**Exercise:** Locate the word "arrow" in the data below, then copy every line that holds it.

**Data:**
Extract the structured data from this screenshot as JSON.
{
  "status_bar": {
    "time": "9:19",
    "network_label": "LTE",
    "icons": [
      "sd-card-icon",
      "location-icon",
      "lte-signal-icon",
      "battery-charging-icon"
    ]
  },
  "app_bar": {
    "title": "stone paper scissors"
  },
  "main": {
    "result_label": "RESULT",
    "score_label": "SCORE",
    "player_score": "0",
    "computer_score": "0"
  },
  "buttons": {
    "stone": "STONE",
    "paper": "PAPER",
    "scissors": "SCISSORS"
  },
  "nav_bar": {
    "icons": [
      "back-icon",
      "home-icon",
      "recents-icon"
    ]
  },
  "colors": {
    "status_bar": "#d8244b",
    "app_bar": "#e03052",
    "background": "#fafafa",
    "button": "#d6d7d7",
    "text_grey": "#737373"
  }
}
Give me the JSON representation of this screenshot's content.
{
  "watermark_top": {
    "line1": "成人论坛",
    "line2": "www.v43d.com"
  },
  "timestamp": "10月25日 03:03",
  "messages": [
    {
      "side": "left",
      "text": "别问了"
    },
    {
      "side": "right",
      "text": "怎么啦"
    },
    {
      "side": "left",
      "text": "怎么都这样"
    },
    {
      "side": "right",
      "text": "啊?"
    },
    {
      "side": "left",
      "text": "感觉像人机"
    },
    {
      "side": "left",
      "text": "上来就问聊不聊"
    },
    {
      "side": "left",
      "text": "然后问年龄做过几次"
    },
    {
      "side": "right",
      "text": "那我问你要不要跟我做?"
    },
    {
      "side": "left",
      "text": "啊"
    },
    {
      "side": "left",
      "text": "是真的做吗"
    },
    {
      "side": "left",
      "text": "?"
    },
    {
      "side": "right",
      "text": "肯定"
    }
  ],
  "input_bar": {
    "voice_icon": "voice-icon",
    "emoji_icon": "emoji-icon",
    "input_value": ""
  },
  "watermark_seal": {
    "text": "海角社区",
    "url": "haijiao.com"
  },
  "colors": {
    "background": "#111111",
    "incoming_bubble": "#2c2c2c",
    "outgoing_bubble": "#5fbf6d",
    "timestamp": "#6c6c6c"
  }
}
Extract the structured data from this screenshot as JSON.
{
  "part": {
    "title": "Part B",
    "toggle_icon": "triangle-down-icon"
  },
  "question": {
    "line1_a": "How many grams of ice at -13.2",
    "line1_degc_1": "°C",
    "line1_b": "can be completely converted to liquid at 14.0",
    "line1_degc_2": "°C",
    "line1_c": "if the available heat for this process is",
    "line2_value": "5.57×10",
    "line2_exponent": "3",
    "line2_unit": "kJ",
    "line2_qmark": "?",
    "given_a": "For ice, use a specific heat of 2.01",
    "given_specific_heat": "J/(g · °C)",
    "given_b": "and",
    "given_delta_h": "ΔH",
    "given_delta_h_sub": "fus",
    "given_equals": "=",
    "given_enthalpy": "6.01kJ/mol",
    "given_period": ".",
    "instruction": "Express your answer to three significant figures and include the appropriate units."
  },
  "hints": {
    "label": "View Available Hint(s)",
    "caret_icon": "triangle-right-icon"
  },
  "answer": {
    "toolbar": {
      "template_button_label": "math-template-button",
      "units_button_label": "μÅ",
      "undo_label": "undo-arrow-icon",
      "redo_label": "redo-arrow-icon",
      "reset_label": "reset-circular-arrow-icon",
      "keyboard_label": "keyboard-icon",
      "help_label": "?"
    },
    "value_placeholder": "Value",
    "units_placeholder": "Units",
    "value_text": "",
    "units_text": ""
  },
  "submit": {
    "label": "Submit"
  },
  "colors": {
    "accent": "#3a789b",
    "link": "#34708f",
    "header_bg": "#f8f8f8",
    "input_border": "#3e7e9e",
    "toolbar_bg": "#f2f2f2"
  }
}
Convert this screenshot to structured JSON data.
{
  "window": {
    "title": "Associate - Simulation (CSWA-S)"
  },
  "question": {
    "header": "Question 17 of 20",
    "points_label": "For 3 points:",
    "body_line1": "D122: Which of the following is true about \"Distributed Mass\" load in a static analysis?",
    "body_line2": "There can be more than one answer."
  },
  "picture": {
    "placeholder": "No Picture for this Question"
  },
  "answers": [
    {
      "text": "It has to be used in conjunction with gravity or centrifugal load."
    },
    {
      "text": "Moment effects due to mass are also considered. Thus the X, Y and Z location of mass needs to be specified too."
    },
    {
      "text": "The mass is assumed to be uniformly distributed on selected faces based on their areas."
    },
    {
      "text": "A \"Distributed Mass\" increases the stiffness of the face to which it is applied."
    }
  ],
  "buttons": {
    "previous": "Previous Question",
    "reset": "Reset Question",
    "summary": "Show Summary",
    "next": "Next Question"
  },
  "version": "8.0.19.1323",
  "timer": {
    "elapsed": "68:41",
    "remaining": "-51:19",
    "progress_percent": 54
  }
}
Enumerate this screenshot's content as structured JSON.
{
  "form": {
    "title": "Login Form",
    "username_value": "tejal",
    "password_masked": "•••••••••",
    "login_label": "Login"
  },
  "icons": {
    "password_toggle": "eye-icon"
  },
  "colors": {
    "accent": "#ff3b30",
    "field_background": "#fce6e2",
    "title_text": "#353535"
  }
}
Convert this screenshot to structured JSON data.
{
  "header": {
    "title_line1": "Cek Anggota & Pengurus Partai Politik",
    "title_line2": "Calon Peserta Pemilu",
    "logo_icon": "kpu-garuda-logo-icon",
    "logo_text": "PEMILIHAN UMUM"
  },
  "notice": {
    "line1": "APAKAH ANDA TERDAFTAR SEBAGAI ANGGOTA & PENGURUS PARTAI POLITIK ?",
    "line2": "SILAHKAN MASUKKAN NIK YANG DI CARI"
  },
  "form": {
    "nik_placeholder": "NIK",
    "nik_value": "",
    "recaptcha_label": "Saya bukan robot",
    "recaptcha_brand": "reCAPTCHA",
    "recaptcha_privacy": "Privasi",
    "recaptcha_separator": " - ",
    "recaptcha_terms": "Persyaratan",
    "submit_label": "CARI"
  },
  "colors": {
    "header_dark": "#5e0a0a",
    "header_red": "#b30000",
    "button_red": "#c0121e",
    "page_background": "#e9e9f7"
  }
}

**Worked solution:**
      "undo_label": "undo-arrow-icon",
      "redo_label": "redo-arrow-icon",
      "reset_label": "reset-circular-arrow-icon",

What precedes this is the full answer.